Ironically, people who say this don’t recognise that they also are a ‘visitor’ to these places. I recently read a blog by someone I respect who had a go at other tourists for not enjoying a travel moment and for taking photos that they could post on facebook or social media. There was absolutely no sense of irony in the comment.
Reality: You’re no different from the tourist you think is spoiling your experience. Look behind you, there’s another traveller saying the same about you.
Budget accommodation is More Authentic
People use the ‘cheap’ argument as though it’s a badge of authenticity. It isn’t. Accommodation is accommodation. Locals stay in various types of accommodation depending on their circumstance. I’ve stayed in luxury hotels in various parts of the world and in most at the weekends they’ve filled up with well to do locals.
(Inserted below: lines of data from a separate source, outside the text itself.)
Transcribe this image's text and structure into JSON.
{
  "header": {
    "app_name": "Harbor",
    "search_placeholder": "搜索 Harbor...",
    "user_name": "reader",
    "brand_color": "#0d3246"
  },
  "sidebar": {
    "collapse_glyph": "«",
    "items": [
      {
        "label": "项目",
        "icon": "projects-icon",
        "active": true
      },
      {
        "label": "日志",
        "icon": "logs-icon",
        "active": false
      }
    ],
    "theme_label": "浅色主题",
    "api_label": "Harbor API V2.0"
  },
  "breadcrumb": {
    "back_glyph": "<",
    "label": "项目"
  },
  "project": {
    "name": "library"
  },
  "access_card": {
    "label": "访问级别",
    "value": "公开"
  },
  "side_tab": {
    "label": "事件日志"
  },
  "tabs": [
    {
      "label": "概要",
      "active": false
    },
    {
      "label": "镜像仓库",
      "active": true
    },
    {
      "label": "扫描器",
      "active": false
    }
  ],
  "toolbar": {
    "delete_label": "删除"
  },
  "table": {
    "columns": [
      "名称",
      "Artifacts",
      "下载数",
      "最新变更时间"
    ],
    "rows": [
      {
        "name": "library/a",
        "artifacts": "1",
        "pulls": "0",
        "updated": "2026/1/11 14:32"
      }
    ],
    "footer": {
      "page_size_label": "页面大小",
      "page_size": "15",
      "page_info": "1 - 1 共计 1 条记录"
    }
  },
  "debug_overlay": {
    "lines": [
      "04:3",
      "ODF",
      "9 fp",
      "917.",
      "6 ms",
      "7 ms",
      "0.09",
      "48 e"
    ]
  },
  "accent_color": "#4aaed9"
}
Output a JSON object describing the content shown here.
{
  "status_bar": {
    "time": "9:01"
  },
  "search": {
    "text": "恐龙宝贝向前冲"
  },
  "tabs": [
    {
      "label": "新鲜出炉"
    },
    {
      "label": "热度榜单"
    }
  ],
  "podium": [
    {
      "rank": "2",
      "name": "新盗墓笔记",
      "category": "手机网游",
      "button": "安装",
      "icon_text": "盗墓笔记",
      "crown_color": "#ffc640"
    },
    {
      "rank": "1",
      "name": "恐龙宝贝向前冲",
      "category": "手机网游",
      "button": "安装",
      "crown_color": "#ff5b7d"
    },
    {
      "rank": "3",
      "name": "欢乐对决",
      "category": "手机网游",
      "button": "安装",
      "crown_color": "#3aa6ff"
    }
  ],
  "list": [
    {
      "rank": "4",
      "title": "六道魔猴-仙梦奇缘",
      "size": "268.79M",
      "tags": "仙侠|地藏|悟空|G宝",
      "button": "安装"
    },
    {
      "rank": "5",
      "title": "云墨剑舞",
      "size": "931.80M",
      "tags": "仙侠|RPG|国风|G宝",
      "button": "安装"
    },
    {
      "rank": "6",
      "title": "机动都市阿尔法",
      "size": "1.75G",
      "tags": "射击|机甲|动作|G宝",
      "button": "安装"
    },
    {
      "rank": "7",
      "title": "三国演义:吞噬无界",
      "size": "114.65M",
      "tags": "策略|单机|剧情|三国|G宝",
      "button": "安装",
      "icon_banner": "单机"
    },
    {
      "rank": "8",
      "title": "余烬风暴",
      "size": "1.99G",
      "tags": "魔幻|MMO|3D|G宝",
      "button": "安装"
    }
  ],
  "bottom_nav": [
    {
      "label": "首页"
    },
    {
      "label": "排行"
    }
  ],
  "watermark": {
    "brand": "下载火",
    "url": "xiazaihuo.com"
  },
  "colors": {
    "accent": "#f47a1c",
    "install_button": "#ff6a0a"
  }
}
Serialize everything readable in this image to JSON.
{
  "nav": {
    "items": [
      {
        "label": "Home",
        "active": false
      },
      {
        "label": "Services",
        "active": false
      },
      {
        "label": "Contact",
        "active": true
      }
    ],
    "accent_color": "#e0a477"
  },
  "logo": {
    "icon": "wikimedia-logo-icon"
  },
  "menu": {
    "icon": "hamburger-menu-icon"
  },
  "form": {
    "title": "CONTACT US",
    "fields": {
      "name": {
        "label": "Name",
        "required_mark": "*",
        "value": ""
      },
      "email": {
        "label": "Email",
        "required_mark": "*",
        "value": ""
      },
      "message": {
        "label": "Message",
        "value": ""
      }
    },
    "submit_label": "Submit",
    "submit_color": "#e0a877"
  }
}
Reality: Who stays where depends on how much money they’ve got.
Quiet is Authentic
That quaint little village in the hills isn’t more authentic or real than the bustling big city. It’s just quiet.
Reality: Bustling is as authentic as quiet.
There’s Better Advice on Social Media than on Tripadvisor
Tripadvisor is full of misinformation and reviews from people whose tastes I don’t know. But it is a useful travel resource when you know how to separate the wheat from the chaff. Similarly, if I ask a question about a destination on Twitter or facebook, unless I know the people who reply, I’ve no idea whether the answers I get are from people who have similar tastes. They all have their usefulness when it comes to research.
Reality: You can’t really trust the views of people you only know from a comment on Twitter or Tripadvisor.
Travellers are Good, Tourists are Bad
One of the most common mantras – travellers are good, tourists are bad. I’ve cringed in bars because of the behaviour of package holiday tourists and I’ve cringed in bars because of the behaviour of people who viewed themselves as travellers. I can’t see the difference between a ‘tourist’ posting on Tripadvisor ‘I’m going to be in Benidorm next week, anyone want to meet up?’ and a traveller posting on Twitter ‘I’m going to be in Laos next month, anyone up for a tweet up?’ Both are following that herd instinct.
Reality: There are people who are interested in discovering the places they visit and in respecting different cultures and there are people who aren’t. Whether they’re travellers or tourists is irrelevant.
It doesn’t matter whether anyone agrees with any of the above or not. What’s more important is that people think for themselves about statements that are trotted out willy nilly.
It’s healthy to ask questions.
Jack is co-owner, writer and photographer for BuzzTrips and the Real Tenerife series of travel websites as well as a contributor to lots of other places. Follow Jack on Google+